Your beginning must be compelling, but a weak endings can make your whole (otherwise fine) story fall flat. The ending should include a credible epiphany—the protagonist’s realistic, demonstrated “Aha!” change.

Questions to consider in your novel and our published sample:

  • What are the protagonist’s goal and world view (belief system) at the beginning? Have they changed by the end; if so, how?

  • Which actions or expressed thoughts show the protagonist’s changes?
  • Do events follow a cause-and-effect pattern? (Nothing “out of the blue.”) List the hierarchy of  events that (should) increase internal and external tension; raise the stakes.

  • What makes the ending satisfying for you? For example: Does it answer the dramatic question or conflict raised in the beginning? Are all threads tied up neatly... or some hint given that they will be? Does the ending seem surprising, yet inevitable (and credible)?


Subplots and secondary characters are not often brought to the forefront, yet they are critical to the workings of STORY. Our workshop will explore these elements as they interact with each other and with your novel as a whole.

Faculty author Barbara Shoup poses critical homework questions for you to consider: “Which storyline is my main plot; which is a (less-weighty) subplot?

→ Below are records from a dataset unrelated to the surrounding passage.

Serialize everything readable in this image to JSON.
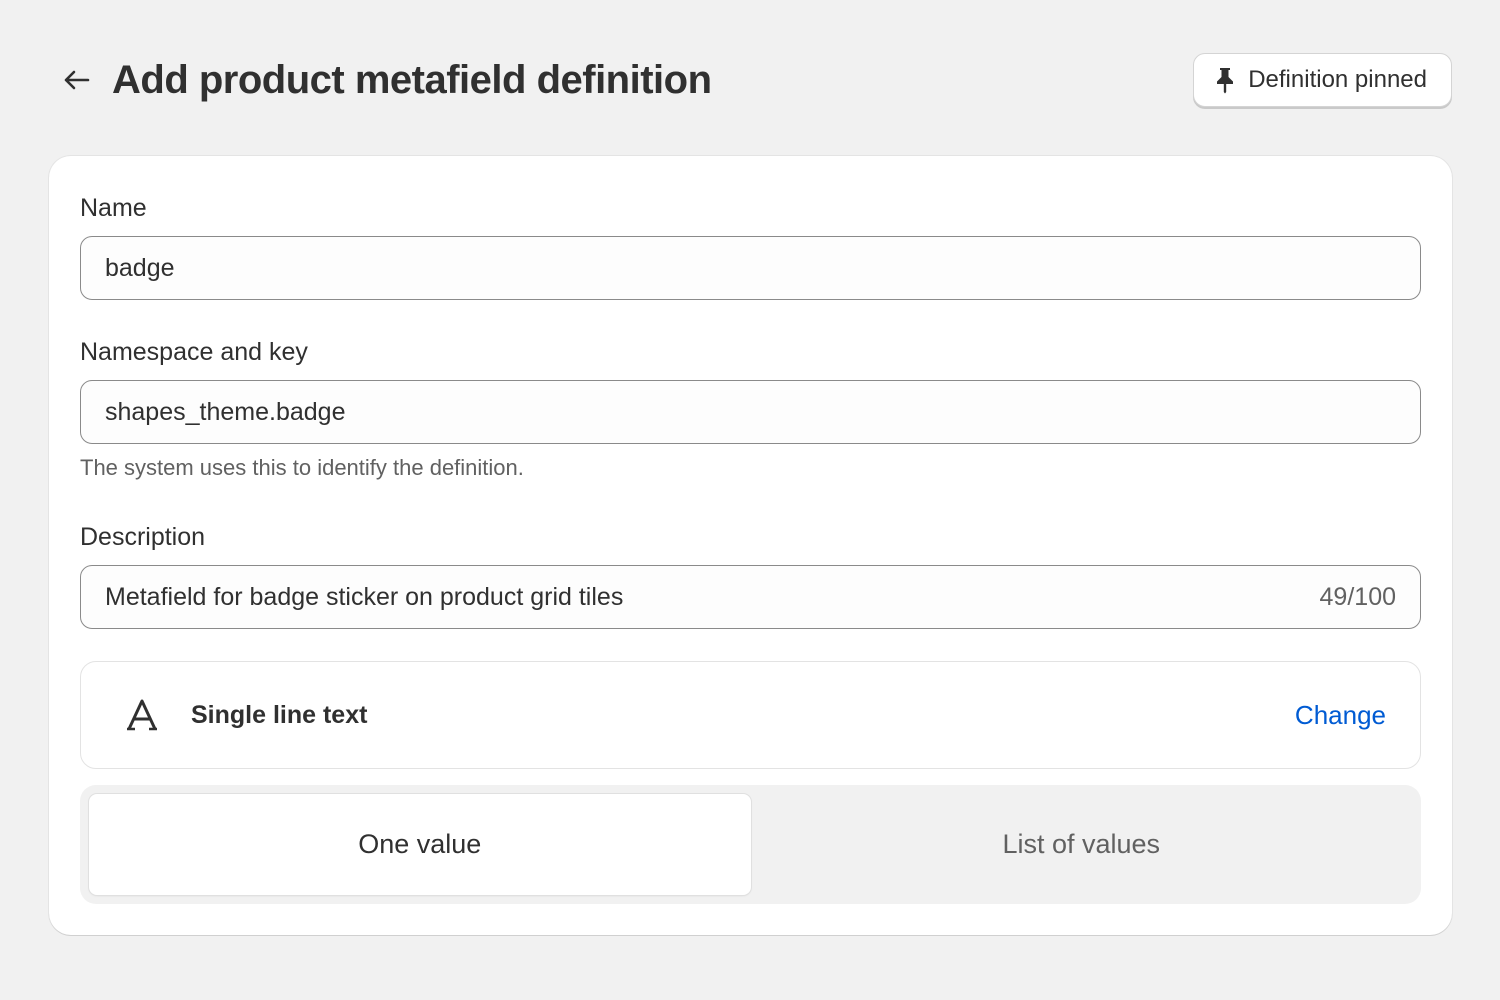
{
  "header": {
    "title": "Add product metafield definition",
    "pin_button_label": "Definition pinned"
  },
  "form": {
    "name": {
      "label": "Name",
      "value": "badge"
    },
    "namespace_key": {
      "label": "Namespace and key",
      "value": "shapes_theme.badge",
      "help": "The system uses this to identify the definition."
    },
    "description": {
      "label": "Description",
      "value": "Metafield for badge sticker on product grid tiles",
      "char_count": "49/100"
    },
    "type": {
      "label": "Single line text",
      "change_label": "Change"
    },
    "value_mode": {
      "options": [
        "One value",
        "List of values"
      ],
      "selected": "One value"
    }
  },
  "icons": {
    "back": "arrow-left-icon",
    "pin": "pin-icon",
    "type": "text-type-icon"
  },
  "colors": {
    "background": "#f1f1f1",
    "link": "#005bd3",
    "text": "#303030",
    "muted": "#616161"
  }
}
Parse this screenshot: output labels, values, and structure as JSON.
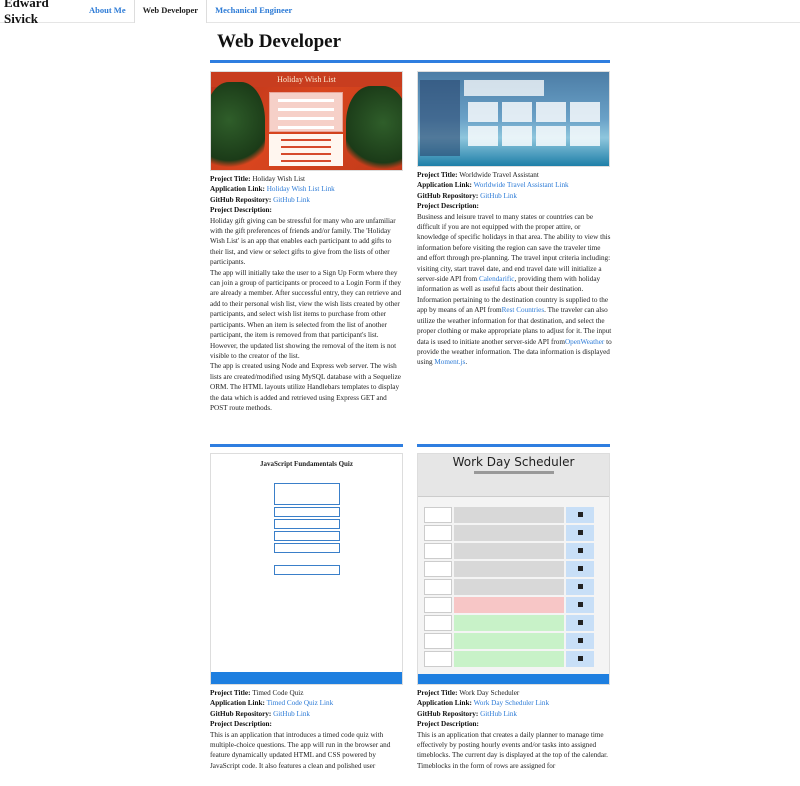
{
  "navbar": {
    "brand": "Edward Sivick",
    "links": [
      "About Me",
      "Web Developer",
      "Mechanical Engineer"
    ]
  },
  "page": {
    "title": "Web Developer"
  },
  "labels": {
    "project_title": "Project Title:",
    "application_link": "Application Link:",
    "github_repository": "GitHub Repository:",
    "project_description": "Project Description:"
  },
  "projects": [
    {
      "title": "Holiday Wish List",
      "app_link": "Holiday Wish List Link",
      "repo_link": "GitHub Link",
      "screenshot": {
        "banner": "Holiday Wish List"
      },
      "description": [
        "Holiday gift giving can be stressful for many who are unfamiliar with the gift preferences of friends and/or family. The 'Holiday Wish List' is an app that enables each participant to add gifts to their list, and view or select gifts to give from the lists of other participants.",
        "The app will initially take the user to a Sign Up Form where they can join a group of participants or proceed to a Login Form if they are already a member. After successful entry, they can retrieve and add to their personal wish list, view the wish lists created by other participants, and select wish list items to purchase from other participants. When an item is selected from the list of another participant, the item is removed from that participant's list. However, the updated list showing the removal of the item is not visible to the creator of the list.",
        "The app is created using Node and Express web server. The wish lists are created/modified using MySQL database with a Sequelize ORM. The HTML layouts utilize Handlebars templates to display the data which is added and retrieved using Express GET and POST route methods."
      ]
    },
    {
      "title": "Worldwide Travel Assistant",
      "app_link": "Worldwide Travel Assistant Link",
      "repo_link": "GitHub Link",
      "description_parts": {
        "p1": "Business and leisure travel to many states or countries can be difficult if you are not equipped with the proper attire, or knowledge of specific holidays in that area. The ability to view this information before visiting the region can save the traveler time and effort through pre-planning. The travel input criteria including: visiting city, start travel date, and end travel date will initialize a server-side API from ",
        "link1": "Calendarific",
        "p2": ", providing them with holiday information as well as useful facts about their destination. Information pertaining to the destination country is supplied to the app by means of an API from",
        "link2": "Rest Countries",
        "p3": ". The traveler can also utilize the weather information for that destination, and select the proper clothing or make appropriate plans to adjust for it. The input data is used to initiate another server-side API from",
        "link3": "OpenWeather",
        "p4": " to provide the weather information. The data information is displayed using ",
        "link4": "Moment.js",
        "p5": "."
      }
    },
    {
      "title": "Timed Code Quiz",
      "app_link": "Timed Code Quiz Link",
      "repo_link": "GitHub Link",
      "screenshot": {
        "title": "JavaScript Fundamentals Quiz"
      },
      "description": "This is an application that introduces a timed code quiz with multiple-choice questions. The app will run in the browser and feature dynamically updated HTML and CSS powered by JavaScript code. It also features a clean and polished user"
    },
    {
      "title": "Work Day Scheduler",
      "app_link": "Work Day Scheduler Link",
      "repo_link": "GitHub Link",
      "screenshot": {
        "title": "Work Day Scheduler"
      },
      "description": "This is an application that creates a daily planner to manage time effectively by posting hourly events and/or tasks into assigned timeblocks. The current day is displayed at the top of the calendar. Timeblocks in the form of rows are assigned for"
    }
  ]
}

How can subplots enrich my novel without diluting the focus and tension? How do I weave my main plot andsubplot(s) together?

“How do my secondary character(s) and subplot(s) move the story forward— illuminating readers’ understanding of the main character and main plot? If I removed a secondary character and/or subplot, would the novel still work? The answer to this question must be ‘No way!’”

Our homework includes excerpts of Nancy Lamb’s The Writer’s Guide to Crafting Stories for Children, such as: “Subplots add texture, interest and meaning to the plot... The subplot can be a reflection of the plot or stand in opposition to it. Some stories have one subplot. Some have several. The choice is up to you.”

bullet  Read more exercises.   bullet  Read more exercises.
“A character’s voice is the sound of her or his identity. It is the sonic fingerprint
of personality.” — Stephen Koch, The Modern Library Writers’ Workshop
bullet  INQUIRE EARLY for maximum critique options and lowest fees on full novels or partials. See schedule, interviews, masterclass critiques. Integrated teen event. Enroll now or CONTACT us.
© 2003 - by Nancy R. Sondel. All rights reserved.